Here is a document describing the bibliography format.

The Talk: July 6

Explain your work to your fellow Rickoids in a presentation lasting 4-5 minutes. Present relevant background in sufficient detail to allow your peers to understand what work you are doing without overwhelming them with details.

You must email a PDF file containing your slides to your tutor by 11 pm on Friday, July 5th.

You should not expect to have more than five slides for your talk to fill five minutes.

The talks will be given Saturday, July 6th, beginning at 11 am, in the same rooms as the minipaper presentations.

The Minipaper

The purpose of this assignment is to give you a chance to start developing your scientific writing skills and to become comfortable with your writing environment. You are not expected to produce a brilliant piece of scientific writing in 72 hours.

Here are two examples of minipapers with all of the necessary files. PDFs of the samples are here (Fry Lengths) and here (Monty Hall Problem). You can see the directory containing all the files for the French Fry paper here. The directory containing all the files for the Monty Hall problem is here.

Instructions

Do an experiment or study involving a plastic bag or plastic bags. Formulate a scientific question which you will seek to investigate and answer. Create a hypothesis, gather data, analyze the data. If you make a mess, clean it up. Experiments should not be dangerous or inappropriate. If you are unsure then check with your tutor.

Your written summary should include:

  • Background, including context and motivation
  • Methods, including controls and experimental apparatus
  • Main results
  • Discussion of the results
  • Acknowledgments thanking those who helped you.

Requirements

You must use the minipaper template found in the RSI/MiniPaper subdirectory of your home directory.

  • The minipaper should include at least one captioned figure, one table, one equation, and two citations, each of a different reference.
  • You should perform some statistical analysis beyond the computation of mean values.
  • Modify the cover page and add your name, paper title, etc.
  • Write your paper in paper.tex. The meat of the paper should be at least two and no more than four pages long.
  • Write an abstract.
  • Put in your bibliography, including at least two different references. Be sure to replace the template bibliography with your own.
  • Do not modify main.tex.

If you need a figure for your minipaper, we have two .png files available for your use:
cee
and atomlogo. Copy them into your MiniPaper directory by downloading them from the links above.

If you are unable to work these required elements into the natural flow of your paper, create an additional 'Required elements' section.

Electronic submission

Your paper must be written using LaTeX and make use of the scripts provided by RSI for this purpose.

  1. Write your paper in the MiniPaper directory
  2. Type minisubmit from the Terminal window.

The minitalk

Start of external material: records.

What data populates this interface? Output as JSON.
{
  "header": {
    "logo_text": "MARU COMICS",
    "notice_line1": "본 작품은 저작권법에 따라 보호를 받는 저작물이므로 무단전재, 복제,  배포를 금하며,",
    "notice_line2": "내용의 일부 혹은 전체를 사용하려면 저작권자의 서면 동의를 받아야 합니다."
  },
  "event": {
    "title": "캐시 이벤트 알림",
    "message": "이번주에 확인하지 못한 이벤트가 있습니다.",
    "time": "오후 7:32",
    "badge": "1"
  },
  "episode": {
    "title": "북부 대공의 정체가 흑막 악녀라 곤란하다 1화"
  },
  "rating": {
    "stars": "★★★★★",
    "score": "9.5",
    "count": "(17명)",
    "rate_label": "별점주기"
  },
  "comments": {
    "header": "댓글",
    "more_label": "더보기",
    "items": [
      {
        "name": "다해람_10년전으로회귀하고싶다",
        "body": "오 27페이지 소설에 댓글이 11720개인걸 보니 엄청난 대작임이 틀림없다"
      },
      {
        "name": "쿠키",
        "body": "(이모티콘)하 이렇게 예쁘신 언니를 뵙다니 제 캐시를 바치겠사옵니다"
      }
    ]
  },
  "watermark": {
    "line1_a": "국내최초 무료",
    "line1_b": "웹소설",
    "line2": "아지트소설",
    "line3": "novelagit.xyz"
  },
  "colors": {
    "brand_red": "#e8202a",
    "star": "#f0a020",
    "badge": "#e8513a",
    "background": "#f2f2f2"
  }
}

You will give a 3-4 minute presentation about your experiment. Prepare approximately 4-5 electronic slides for your talk in the file slides.tex. Even if you don't use Beamer, you should submit the presentation as a pdf. The TAs will guide you in the preparation of these slides. Be prepared for a short Q&A session after you talk.

Due times

The minipaper should be submitted by 5:30 PM on Thursday, June 27. A hard copy should be turned in to your tutor by bedcheck on Thursday.
You must submit your slides in pdf to your tutor by 11:00 PM on Friday, June 28. The minipresentations are scheduled for 11:00 AM on Saturday, June 29.